It’s a touchy topic, I know.
On one hand, we may putter a bit as a way ‘into’ writing–getting supplies together, pouring a cup of coffee, and putting a few cookies on standby. Most of us have a pre-writing ritual. But, on the other hand, after we do those things, how many of us suddenly remember something that needs our attention? Maybe, Oh, I forgot to send that email and so we head to the inbox. We send our message, but as we do, see another about a friend’s new book. So, naturally we zip over to Goodreads and add it to our shelf.
You know where this is going. Goodreads leads to Facebook, which leads to Instagram and Tiktok, and boom, an hour’s gone. Maybe more.
Another thing that chews up writing time is the research and brainstorming we need to do. There’s always things to look into for our story, and information for marketing, learning stronger craft, and more.
Finally, there’s the time we waste trying to locate our story planning materials – those characters bios, timelines, notes about the plot, worldbuilding information, and the rest which helps us as we write and revise. These things may be scattered in notebooks, on hard drives, post-its, etc. and every time we need to look something up, it pulls us out of the writing flow. Sometimes by the time we find it, we’ve lost track of what we had planned to say.
So…how do we get lost time back?
By changing our habits & process a touch so writing time is spent doing exactly that: writing. Here are some tweaks that might help you:
Procrastinate…with a timer. If you know it’s your habit to check a few things before you start writing, then give in to it, but set a timer on your phone to limit how long you spend surfing social and handling email.
Schedule time for non-writing tasks. Story planning, researching information to help us write and market, connecting with people on social media, and yes, answering email – it all needs to be done. But if we organize ourselves better, and create designated times for those bits of work, we protect our sit-down-and-write sessions.

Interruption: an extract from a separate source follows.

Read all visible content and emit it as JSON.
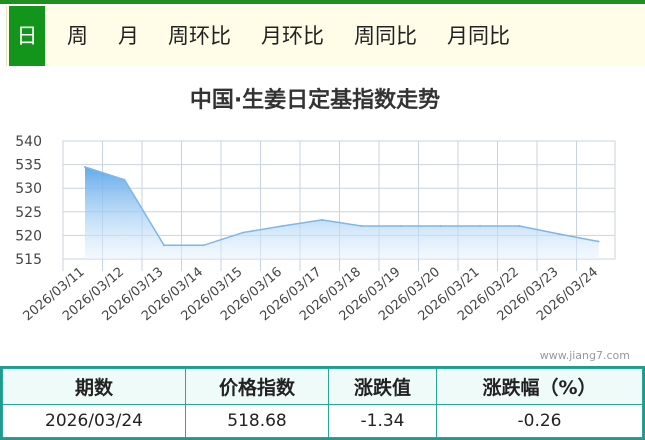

Organize our story materials in the same place. It’s true, we can be like birds, storing shiny bits and bobs for our story all over. This happens because as we’re planning, we’re not always in the same place. Sometimes we’re at the computer and things go into a file, other times, ideas hit in the car and we jot down notes on our phone or on the back of a receipt.

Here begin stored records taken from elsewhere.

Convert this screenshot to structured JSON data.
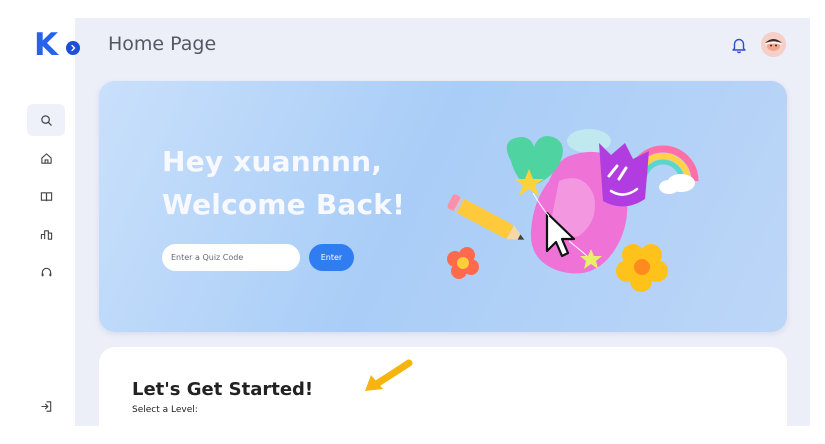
{
  "app": {
    "logo_letter": "K"
  },
  "header": {
    "title": "Home Page"
  },
  "sidebar": {
    "items": [
      {
        "icon": "search-icon",
        "active": true
      },
      {
        "icon": "home-icon",
        "active": false
      },
      {
        "icon": "book-icon",
        "active": false
      },
      {
        "icon": "leaderboard-icon",
        "active": false
      },
      {
        "icon": "headset-icon",
        "active": false
      }
    ],
    "logout_icon": "logout-icon"
  },
  "hero": {
    "greeting": "Hey xuannnn,",
    "welcome": "Welcome Back!",
    "quiz_placeholder": "Enter a Quiz Code",
    "enter_label": "Enter"
  },
  "start_card": {
    "title": "Let's Get Started!",
    "subtitle": "Select a Level:"
  },
  "colors": {
    "brand": "#2563eb",
    "enter_button": "#2f7df0",
    "background": "#eceef8",
    "arrow": "#f5b50e"
  }
}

Keeping things together means we always know where to go when we need to check something about a character, scan our outline, or remind ourselves of certain story details. Being able to find the information we need quickly is key to getting back to writing and more words each session.

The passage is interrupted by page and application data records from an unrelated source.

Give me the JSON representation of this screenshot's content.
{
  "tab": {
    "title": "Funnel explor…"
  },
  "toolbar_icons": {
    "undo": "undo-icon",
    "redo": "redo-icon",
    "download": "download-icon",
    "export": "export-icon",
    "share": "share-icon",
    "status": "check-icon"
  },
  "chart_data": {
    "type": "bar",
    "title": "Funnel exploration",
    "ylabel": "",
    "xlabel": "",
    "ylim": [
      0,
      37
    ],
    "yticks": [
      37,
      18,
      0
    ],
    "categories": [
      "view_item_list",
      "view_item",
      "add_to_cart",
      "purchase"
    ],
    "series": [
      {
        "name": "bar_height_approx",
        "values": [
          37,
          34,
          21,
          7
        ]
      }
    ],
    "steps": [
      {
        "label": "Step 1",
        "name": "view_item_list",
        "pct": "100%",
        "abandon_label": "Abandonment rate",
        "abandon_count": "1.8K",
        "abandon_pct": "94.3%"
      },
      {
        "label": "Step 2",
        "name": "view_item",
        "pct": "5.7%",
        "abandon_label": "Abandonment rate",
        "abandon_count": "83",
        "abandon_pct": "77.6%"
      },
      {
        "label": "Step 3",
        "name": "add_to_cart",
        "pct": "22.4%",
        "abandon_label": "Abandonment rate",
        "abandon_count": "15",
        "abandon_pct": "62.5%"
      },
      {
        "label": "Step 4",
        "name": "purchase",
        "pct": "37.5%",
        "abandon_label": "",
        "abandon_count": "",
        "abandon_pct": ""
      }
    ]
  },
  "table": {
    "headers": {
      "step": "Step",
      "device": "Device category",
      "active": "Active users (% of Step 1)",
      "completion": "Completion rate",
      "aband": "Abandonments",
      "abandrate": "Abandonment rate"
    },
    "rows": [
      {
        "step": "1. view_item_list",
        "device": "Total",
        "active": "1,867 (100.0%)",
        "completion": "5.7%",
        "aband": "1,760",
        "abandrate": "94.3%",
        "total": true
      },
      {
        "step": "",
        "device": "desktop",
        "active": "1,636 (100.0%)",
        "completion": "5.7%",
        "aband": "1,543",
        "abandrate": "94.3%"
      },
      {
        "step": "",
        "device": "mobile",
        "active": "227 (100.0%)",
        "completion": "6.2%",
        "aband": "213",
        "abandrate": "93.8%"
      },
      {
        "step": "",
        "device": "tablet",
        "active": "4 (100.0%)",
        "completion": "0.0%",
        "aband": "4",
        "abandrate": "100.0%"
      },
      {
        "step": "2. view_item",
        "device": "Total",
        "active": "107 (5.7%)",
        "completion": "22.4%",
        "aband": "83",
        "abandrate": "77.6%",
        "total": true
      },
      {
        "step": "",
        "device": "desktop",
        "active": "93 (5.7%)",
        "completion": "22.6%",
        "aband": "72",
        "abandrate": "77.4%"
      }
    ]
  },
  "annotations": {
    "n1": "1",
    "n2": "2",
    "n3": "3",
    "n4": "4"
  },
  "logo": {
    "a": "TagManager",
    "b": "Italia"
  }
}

If you’re looking for a way to organize all your story items, check out One Stop for Writers. We just revamped our dashboard, the Workspace. You can create everything for your story there, store it, and when you need to look something up, it auto-sorts everything for you. (Don’t you wish someone would create a button to sort out your actual desk? I do!)
Check it out:
Finally, if you’re procrastinating too often, ask yourself why. Often, we fall into a distraction hole because we’re struggling with the story. When the writing gets hard, our motivation drains away. We’d rather get lost on the internet than face a nasty knot in our manuscript.
Problems don’t fix themselves, so we need to push ourselves to identify what’s wrong, so we can find a solution. Going back to our story materials is often key as they can show us if we’ve planned enough, need to raise the stakes, give a character more depth, add a scene, or something else. TIP: The Storyteller’s Roadmap has a Code Red section to help you fix the most common story problems.
How do you make sure procrastination and disorganization doesn’t derail your writing? I’d love to hear your tips!
Angela is a writing coach, international speaker, and bestselling author who loves to travel, teach, empower writers, and pay-it-forward. She also is a founder of One Stop For Writers, a portal to powerful, innovative tools to help writers elevate their storytelling.